• [TO DO]: Every line of the material below should be repeated exactly.

• [DATASET RECORDS]:
● ● ●

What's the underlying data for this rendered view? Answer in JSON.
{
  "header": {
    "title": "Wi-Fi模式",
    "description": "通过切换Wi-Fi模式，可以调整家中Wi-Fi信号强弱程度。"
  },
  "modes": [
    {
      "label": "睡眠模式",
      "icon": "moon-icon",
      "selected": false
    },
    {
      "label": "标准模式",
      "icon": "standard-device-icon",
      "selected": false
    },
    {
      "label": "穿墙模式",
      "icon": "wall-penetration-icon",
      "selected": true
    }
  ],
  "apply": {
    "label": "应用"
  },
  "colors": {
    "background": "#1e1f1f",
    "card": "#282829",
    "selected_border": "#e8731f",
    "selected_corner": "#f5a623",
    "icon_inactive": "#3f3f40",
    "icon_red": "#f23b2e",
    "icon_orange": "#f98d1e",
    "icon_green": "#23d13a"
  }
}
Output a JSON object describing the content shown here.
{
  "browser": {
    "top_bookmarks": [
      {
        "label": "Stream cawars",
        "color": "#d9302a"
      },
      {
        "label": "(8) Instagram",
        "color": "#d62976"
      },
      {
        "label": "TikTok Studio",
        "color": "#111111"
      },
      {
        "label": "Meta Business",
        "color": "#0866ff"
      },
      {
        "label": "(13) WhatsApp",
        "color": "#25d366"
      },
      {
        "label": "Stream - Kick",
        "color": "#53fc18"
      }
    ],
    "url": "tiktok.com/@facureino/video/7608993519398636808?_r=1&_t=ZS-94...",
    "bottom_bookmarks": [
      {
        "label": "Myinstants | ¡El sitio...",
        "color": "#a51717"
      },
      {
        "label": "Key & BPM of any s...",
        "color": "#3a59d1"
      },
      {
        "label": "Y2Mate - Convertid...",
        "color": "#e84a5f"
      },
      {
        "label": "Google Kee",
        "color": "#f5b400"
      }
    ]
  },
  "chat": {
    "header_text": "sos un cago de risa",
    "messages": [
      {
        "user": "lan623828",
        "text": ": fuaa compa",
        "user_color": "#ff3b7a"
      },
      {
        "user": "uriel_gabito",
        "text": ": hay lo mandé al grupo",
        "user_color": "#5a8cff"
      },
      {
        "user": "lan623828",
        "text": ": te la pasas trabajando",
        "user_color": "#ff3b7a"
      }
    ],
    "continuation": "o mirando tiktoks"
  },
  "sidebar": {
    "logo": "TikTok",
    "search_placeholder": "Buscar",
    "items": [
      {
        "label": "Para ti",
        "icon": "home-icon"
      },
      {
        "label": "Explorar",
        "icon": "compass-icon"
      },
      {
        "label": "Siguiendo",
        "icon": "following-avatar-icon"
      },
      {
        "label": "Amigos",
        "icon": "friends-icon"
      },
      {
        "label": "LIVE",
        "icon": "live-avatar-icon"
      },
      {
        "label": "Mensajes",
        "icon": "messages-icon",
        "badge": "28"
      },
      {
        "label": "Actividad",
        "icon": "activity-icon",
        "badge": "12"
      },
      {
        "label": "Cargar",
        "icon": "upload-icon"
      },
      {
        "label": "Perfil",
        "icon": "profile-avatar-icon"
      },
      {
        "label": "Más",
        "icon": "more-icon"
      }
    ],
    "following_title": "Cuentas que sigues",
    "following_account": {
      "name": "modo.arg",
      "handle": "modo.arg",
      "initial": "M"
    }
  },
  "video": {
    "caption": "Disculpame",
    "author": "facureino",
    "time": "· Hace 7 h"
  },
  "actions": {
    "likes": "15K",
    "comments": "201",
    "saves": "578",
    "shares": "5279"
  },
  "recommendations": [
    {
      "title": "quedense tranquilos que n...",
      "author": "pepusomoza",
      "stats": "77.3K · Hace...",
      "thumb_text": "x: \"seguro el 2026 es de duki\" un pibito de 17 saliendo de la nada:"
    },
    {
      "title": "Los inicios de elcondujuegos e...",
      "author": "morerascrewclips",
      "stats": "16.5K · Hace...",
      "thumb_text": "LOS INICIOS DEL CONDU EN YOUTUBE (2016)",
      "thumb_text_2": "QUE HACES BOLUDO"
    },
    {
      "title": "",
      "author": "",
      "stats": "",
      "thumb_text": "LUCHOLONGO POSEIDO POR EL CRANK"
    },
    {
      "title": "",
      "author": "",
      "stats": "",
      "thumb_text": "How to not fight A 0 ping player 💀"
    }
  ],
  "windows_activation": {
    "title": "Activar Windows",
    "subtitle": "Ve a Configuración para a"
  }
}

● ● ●

• [COMPLETED EXERCISE]:
What's the underlying data for this rendered view? Answer in JSON.
{
  "header": {
    "title": "Wi-Fi模式",
    "description": "通过切换Wi-Fi模式，可以调整家中Wi-Fi信号强弱程度。"
  },
  "modes": [
    {
      "label": "睡眠模式",
      "icon": "moon-icon",
      "selected": false
    },
    {
      "label": "标准模式",
      "icon": "standard-device-icon",
      "selected": false
    },
    {
      "label": "穿墙模式",
      "icon": "wall-penetration-icon",
      "selected": true
    }
  ],
  "apply": {
    "label": "应用"
  },
  "colors": {
    "background": "#1e1f1f",
    "card": "#282829",
    "selected_border": "#e8731f",
    "selected_corner": "#f5a623",
    "icon_inactive": "#3f3f40",
    "icon_red": "#f23b2e",
    "icon_orange": "#f98d1e",
    "icon_green": "#23d13a"
  }
}
Output a JSON object describing the content shown here.
{
  "browser": {
    "top_bookmarks": [
      {
        "label": "Stream cawars",
        "color": "#d9302a"
      },
      {
        "label": "(8) Instagram",
        "color": "#d62976"
      },
      {
        "label": "TikTok Studio",
        "color": "#111111"
      },
      {
        "label": "Meta Business",
        "color": "#0866ff"
      },
      {
        "label": "(13) WhatsApp",
        "color": "#25d366"
      },
      {
        "label": "Stream - Kick",
        "color": "#53fc18"
      }
    ],
    "url": "tiktok.com/@facureino/video/7608993519398636808?_r=1&_t=ZS-94...",
    "bottom_bookmarks": [
      {
        "label": "Myinstants | ¡El sitio...",
        "color": "#a51717"
      },
      {
        "label": "Key & BPM of any s...",
        "color": "#3a59d1"
      },
      {
        "label": "Y2Mate - Convertid...",
        "color": "#e84a5f"
      },
      {
        "label": "Google Kee",
        "color": "#f5b400"
      }
    ]
  },
  "chat": {
    "header_text": "sos un cago de risa",
    "messages": [
      {
        "user": "lan623828",
        "text": ": fuaa compa",
        "user_color": "#ff3b7a"
      },
      {
        "user": "uriel_gabito",
        "text": ": hay lo mandé al grupo",
        "user_color": "#5a8cff"
      },
      {
        "user": "lan623828",
        "text": ": te la pasas trabajando",
        "user_color": "#ff3b7a"
      }
    ],
    "continuation": "o mirando tiktoks"
  },
  "sidebar": {
    "logo": "TikTok",
    "search_placeholder": "Buscar",
    "items": [
      {
        "label": "Para ti",
        "icon": "home-icon"
      },
      {
        "label": "Explorar",
        "icon": "compass-icon"
      },
      {
        "label": "Siguiendo",
        "icon": "following-avatar-icon"
      },
      {
        "label": "Amigos",
        "icon": "friends-icon"
      },
      {
        "label": "LIVE",
        "icon": "live-avatar-icon"
      },
      {
        "label": "Mensajes",
        "icon": "messages-icon",
        "badge": "28"
      },
      {
        "label": "Actividad",
        "icon": "activity-icon",
        "badge": "12"
      },
      {
        "label": "Cargar",
        "icon": "upload-icon"
      },
      {
        "label": "Perfil",
        "icon": "profile-avatar-icon"
      },
      {
        "label": "Más",
        "icon": "more-icon"
      }
    ],
    "following_title": "Cuentas que sigues",
    "following_account": {
      "name": "modo.arg",
      "handle": "modo.arg",
      "initial": "M"
    }
  },
  "video": {
    "caption": "Disculpame",
    "author": "facureino",
    "time": "· Hace 7 h"
  },
  "actions": {
    "likes": "15K",
    "comments": "201",
    "saves": "578",
    "shares": "5279"
  },
  "recommendations": [
    {
      "title": "quedense tranquilos que n...",
      "author": "pepusomoza",
      "stats": "77.3K · Hace...",
      "thumb_text": "x: \"seguro el 2026 es de duki\" un pibito de 17 saliendo de la nada:"
    },
    {
      "title": "Los inicios de elcondujuegos e...",
      "author": "morerascrewclips",
      "stats": "16.5K · Hace...",
      "thumb_text": "LOS INICIOS DEL CONDU EN YOUTUBE (2016)",
      "thumb_text_2": "QUE HACES BOLUDO"
    },
    {
      "title": "",
      "author": "",
      "stats": "",
      "thumb_text": "LUCHOLONGO POSEIDO POR EL CRANK"
    },
    {
      "title": "",
      "author": "",
      "stats": "",
      "thumb_text": "How to not fight A 0 ping player 💀"
    }
  ],
  "windows_activation": {
    "title": "Activar Windows",
    "subtitle": "Ve a Configuración para a"
  }
}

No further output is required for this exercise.